Large generic contracts, unrealistic deadlines and the competitive commissioning environment has meant that small charities have been squeezed out of accessing funding.
At times, when collaborating with larger charities to bid for these contracts, smaller charities have fared poorly, lacking both power and voice. All this comes to the detriment of the people and communities who rely on these services.
Since 2018, Lloyds Bank Foundation has been working with the NCVO and Acevo on the Rebalancing the Relationship project, to look at the way in which smaller and larger charities can work together to deliver public services.
We have explored how charities of different sizes can work within the constraints of commissioning and procurement practices, and overcome past negative experiences to rebuild trust and effectively work together when bidding for and delivering public services contracts.
The report, published earlier this month, identified the different ways that public services contracting has hindered partnership working, and showed different examples of what this led to.
Case studies range from smaller charities being used as "bid candy" by larger organisations to win contracts only to find the work and money not going their way, to larger charities, which lacked the local knowledge or lived experience, winning bids over the smaller charities who are already delivering these services well.
But the research also found many examples, particularly during the Covid-19 pandemic, of smaller and larger charities using their individual strengths and investing time to build strong relationships based on trust to jointly bid for and deliver services.
When larger charities combine their reach and resources with smaller charities’ diverse representation, local knowledge and expertise, it benefits people facing complex social issues who rely on these services.
By shedding their egos and competitive rivalry they can provide food and essentials for families in need, find safe and secure accommodation for women and men fleeing abuse or those facing homelessness, support people experiencing mental ill health and isolation and ease the demands on the NHS.
Charities and their leadership teams have a key role to play in fostering the power sharing collaboration needed to address societal issues.
This won’t be easy at a time when charities, large and small, have seen their income streams shrink, demand and complexity of their services increase, and greater criticism and restrictions on charities’ ability to campaign.
An internal cultural shift that prioritises collaboration is essential. It should be part of a charity’s values, strategy, processes, staff, skills, and roles and responsibilities.
Larger charities that abandon rivalry and see their role as serving communities and the small charities that work with and for their communities can achieve this.
This starts with the leaders within these charities.
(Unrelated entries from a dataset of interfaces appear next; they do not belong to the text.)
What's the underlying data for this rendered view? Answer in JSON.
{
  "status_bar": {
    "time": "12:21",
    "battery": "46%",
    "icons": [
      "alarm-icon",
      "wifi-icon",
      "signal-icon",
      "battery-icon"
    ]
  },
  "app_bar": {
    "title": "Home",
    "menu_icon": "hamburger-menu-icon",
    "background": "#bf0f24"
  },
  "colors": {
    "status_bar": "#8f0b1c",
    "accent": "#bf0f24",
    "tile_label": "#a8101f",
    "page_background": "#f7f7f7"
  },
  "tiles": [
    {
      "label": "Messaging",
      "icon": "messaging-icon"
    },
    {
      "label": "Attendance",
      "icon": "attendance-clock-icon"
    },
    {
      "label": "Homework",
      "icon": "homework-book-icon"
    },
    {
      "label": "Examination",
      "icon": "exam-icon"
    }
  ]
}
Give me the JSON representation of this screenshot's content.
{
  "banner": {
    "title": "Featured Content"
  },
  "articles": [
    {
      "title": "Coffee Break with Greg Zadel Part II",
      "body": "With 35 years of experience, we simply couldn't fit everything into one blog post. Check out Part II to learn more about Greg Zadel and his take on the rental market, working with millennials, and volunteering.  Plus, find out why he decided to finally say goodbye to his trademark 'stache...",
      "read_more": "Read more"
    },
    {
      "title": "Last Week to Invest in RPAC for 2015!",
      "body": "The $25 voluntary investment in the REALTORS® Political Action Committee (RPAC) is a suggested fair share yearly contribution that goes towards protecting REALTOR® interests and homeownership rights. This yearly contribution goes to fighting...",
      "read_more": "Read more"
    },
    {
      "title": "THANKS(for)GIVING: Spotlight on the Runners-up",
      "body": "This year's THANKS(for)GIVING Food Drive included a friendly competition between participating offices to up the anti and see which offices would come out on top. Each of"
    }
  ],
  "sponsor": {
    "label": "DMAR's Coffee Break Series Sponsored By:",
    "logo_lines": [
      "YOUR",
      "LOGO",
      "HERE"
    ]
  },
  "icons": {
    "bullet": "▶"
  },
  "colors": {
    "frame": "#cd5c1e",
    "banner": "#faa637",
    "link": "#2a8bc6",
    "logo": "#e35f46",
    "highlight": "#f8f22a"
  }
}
They are the ones that can set the direction of a charity, and nurture the kind of culture that will lead to better collaborative practices.
Charity leaders who are committed to pushing for the change needed to be a better partner can find useful questions and prompts in the report to help them achieve this.
These prompts have been pulled together from charities that have successfully bid for and delivered collaborative public services contracts.
We would all do well to heed the recommendations in this report because, if this last year has taught us anything, it is that we are stronger together.
Paul Streets is chief executive of the Lloyds Bank Foundation England and Wales